The Graduate I want to be!

Recently I happen to read this wonderful article “How to Produce Better Engineering Graduates” by Rushabh Mehta, where he talks about his visit to Don Bosco Institute of Technology (DBIT), the college I’m doing my graduation from. His views about failure and why it is important is something every student like me should read and think about. His thoughts on why Colleges should be strict regarding assessment is something I agree with.

I’m writing this article as an extension to a hopefully very comprehensive conversation. This is the student point of view about the entire topic.

What Institutes Embrace

“We should do more practical work than classroom lectures”, In engineering colleges lines of this nature are not very uncommon. This line is something I don’t completely agree with, however there is something we can infer from this line that students aren’t getting the exposure they need, they aren’t getting to do or apply what they learn. Does this mean that we need less lectures, NO, this is where I disagree with that line. Lectures are important, really important however this is where the system lacks.

Colleges generally have to follow a really rigid pattern not just to complete to syllabus but also to comply to the Universities they are affiliated too, this lack of flexibility is not just holding the students back but also limiting the potentials of teachers. This rigidity has somewhere created stagnation and monotone, this rigidity slowly became something that has to stay, instead of us bending it, this rigidity bent us. Instead of doing something about it, we just adjusted with it. This adjustment is where lies the key to creating great graduates.

Innovation and Creativity is something institutes must embrace, curiosity is something they must foster

This isn’t a solution, but it’s an idea or rather a dream.
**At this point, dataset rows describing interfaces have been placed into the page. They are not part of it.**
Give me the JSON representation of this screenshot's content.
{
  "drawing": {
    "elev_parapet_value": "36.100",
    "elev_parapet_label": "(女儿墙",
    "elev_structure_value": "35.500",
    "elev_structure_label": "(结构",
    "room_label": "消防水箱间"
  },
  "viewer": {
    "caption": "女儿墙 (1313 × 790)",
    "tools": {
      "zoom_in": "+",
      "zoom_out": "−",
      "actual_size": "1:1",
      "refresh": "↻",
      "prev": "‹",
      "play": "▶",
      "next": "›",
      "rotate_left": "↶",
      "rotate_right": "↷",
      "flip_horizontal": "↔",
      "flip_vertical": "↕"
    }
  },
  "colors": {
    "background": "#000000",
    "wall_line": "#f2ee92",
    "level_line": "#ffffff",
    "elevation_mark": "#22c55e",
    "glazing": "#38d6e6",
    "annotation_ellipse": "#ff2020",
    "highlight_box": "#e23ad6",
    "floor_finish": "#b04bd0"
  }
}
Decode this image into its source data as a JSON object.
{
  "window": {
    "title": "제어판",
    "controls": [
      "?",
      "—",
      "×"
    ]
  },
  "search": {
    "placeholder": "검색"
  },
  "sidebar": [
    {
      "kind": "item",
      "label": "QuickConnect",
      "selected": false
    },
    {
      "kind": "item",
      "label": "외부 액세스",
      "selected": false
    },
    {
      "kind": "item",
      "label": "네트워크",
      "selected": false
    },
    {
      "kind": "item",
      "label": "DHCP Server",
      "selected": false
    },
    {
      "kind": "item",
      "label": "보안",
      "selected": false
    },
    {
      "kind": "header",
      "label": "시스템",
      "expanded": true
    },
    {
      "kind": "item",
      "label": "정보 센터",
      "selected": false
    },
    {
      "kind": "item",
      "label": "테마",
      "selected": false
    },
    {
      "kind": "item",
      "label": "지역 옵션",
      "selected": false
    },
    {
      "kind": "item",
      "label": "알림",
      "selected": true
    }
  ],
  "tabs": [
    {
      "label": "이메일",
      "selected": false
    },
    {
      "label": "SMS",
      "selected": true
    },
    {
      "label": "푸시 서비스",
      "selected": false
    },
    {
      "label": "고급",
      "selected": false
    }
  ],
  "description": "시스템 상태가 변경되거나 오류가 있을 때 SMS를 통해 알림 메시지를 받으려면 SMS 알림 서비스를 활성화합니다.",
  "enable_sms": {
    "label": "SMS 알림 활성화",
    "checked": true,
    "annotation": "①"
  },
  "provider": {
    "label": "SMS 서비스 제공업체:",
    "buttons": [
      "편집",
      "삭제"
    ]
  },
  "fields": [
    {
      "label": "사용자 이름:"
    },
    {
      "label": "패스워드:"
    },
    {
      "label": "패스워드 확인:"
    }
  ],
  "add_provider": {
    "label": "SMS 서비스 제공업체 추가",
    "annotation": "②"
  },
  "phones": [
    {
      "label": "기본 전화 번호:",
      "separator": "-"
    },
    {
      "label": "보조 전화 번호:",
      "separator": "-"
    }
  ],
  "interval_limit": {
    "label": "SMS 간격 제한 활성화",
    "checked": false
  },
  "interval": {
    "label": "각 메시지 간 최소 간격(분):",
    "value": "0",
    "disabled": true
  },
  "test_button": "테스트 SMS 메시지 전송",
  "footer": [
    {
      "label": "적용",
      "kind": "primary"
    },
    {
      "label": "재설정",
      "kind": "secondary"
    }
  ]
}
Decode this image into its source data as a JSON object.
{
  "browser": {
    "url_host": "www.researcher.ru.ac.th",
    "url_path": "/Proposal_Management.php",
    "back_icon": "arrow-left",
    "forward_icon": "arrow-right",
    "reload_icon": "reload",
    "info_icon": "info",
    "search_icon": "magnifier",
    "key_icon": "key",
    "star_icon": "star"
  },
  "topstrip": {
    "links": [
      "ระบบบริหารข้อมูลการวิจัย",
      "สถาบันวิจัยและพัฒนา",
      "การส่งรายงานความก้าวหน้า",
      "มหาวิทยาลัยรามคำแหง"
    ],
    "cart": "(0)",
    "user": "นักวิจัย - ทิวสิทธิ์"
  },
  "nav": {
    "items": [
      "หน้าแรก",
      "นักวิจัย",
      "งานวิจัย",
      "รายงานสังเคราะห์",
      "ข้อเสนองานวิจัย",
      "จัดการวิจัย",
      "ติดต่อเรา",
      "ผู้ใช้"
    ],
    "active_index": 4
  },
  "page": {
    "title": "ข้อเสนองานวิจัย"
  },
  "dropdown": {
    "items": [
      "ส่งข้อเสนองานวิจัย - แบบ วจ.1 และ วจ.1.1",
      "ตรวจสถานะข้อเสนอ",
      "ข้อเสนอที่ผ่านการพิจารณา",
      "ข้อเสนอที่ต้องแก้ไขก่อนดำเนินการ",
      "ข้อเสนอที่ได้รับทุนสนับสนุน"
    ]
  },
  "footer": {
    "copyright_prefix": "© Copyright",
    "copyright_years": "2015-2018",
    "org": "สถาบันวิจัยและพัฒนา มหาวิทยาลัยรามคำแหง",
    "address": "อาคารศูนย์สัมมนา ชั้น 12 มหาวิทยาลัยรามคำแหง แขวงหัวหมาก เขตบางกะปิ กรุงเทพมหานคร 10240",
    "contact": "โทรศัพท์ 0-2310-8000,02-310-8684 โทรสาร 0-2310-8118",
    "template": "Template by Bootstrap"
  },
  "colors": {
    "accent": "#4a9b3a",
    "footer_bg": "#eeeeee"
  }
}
The current situation is that marks and certificates are embraced by colleges and rote learning is that is fostered.

At DBIT after every examination I see a poster outside my class with photos of the class toppers along with their marks. Is there something wrong with doing that one may ask, well simple answer 'No’, but is it fair, I guess no! The essence of this argument is that marks don’t make an engineer, a person who could write 2 extra points about a scheduling algorithm doesn’t make him a better engineer, probably makes him a better student, if not just lucky. Treat us like Engineers, not students. This is something the institutes must understand. The meeting Rushabh Mehta mentions in his article are endeavours by institutes that must be appreciated, however I feel like this is a correct step but it isn’t fruitful, a discussion about making better graduates wasn’t attended by any 'to-be-graduates’. The ideas, the concepts could never reach the people it affects the most. Why not tell us how can we be better engineers directly to us. Quality in teaching, setting new benchmarks not just for students but teachers as well is a way to generate a healthy competition. A better scorer isn’t always a better engineer, but someone who can solve the problem of a local library by providing a management tool is a better engineer. Challenging the students with real-world problems is something that will go a long way in creating better graduates.

How can my Institute make me a better Engineer.

Challenge me, as an engineer challenges are what I have to face in my career, every problem statement that comes to me will be a challenge simply because there is no perfect solution to it yet, this is what my college can do for me. In this four years of graduation a problem solving attitude must be inculcated into the students, not just by the teachers but also by the system itself, Innovation should become a culture. Every semester, for few of the subjects we are given a mini-project, this can be the perfect medium for bringing about this culture of innovation, this problem solving attitude which we desperately need. The best way to do that is to make the institute open source. Give the problems the institute face to the students, this not only allows the student to build something for a real-world problem but also forces the student to think pragmatically about the problem. As an institute we have a lot of things that can be automated, lot that can be changed, lot that can be upgraded, make the students solve it. This is when you treat us like Engineers and not like students. My college shouldn’t be like any school, it should be seen by us as a forum or a platform of which students are a greater part, when this happens, any problem that comes on this forum will be thought upon, prototypes will come up, new ideas and solutions will come up. Now will the problem be solved? Maybe. But let us fail. Failure will make us better problem solvers, failure is necessary for us to realise how difficult it is to solve a real world problem, to realise the amount of efforts it is going to take when we leave the comfort zone of our labs and classrooms. This is the beauty of the idea of an Open Source College, this system allows failure, and this is amazing. We must realise that success never comes inside the comfort zone, we must be pulled out of our cocoons, that force field of ignorance we have built around us has to be broken.

Communicate your Ideas!

While reading this there is one thing that can be reasoned out, and that is that somewhere down the line there is a communication gap, at a place like ours where young minds and professionals work under one system communication is really important. An environment should be developed where communication is very easy, may it be a student-student, student-teacher, teacher-teacher, across departments and years. A false sense of hierarchy based on marks should be abolished, appreciating innovation, projects with a social aspect, entrepreneurial activities is the way to go. Asking me to change the way the college parking system works is going to make me a better graduate than asking me to write assignments.

This is the graduate I want to be, a graduate that was nurtured with challenges, developed with creativity and educated by curiosity.

I am an Engineer, I solve problems!